* [Exercise instructions]:
Please copy out each line of the listing that contains the word "this".
--------------------
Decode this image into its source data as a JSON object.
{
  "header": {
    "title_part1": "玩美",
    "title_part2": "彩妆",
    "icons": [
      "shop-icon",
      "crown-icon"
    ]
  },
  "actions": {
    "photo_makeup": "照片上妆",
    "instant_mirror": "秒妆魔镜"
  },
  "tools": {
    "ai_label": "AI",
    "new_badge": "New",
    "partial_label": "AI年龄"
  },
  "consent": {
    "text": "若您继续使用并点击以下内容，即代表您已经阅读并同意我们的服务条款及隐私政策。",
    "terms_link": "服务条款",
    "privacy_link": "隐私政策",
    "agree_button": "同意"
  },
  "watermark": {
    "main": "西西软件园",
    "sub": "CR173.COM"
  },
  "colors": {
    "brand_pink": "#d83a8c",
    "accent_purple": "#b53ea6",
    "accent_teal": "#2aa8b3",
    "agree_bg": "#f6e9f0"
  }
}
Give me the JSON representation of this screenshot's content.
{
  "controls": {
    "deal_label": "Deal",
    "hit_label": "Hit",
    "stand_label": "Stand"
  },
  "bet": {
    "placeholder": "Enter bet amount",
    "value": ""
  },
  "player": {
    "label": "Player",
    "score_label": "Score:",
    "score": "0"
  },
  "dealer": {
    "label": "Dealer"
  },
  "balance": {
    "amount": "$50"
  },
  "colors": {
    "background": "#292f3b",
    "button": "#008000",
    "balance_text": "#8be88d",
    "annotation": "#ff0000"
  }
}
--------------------
* [Solved problem]:
Decode this image into its source data as a JSON object.
Give me the JSON representation of this screenshot's content.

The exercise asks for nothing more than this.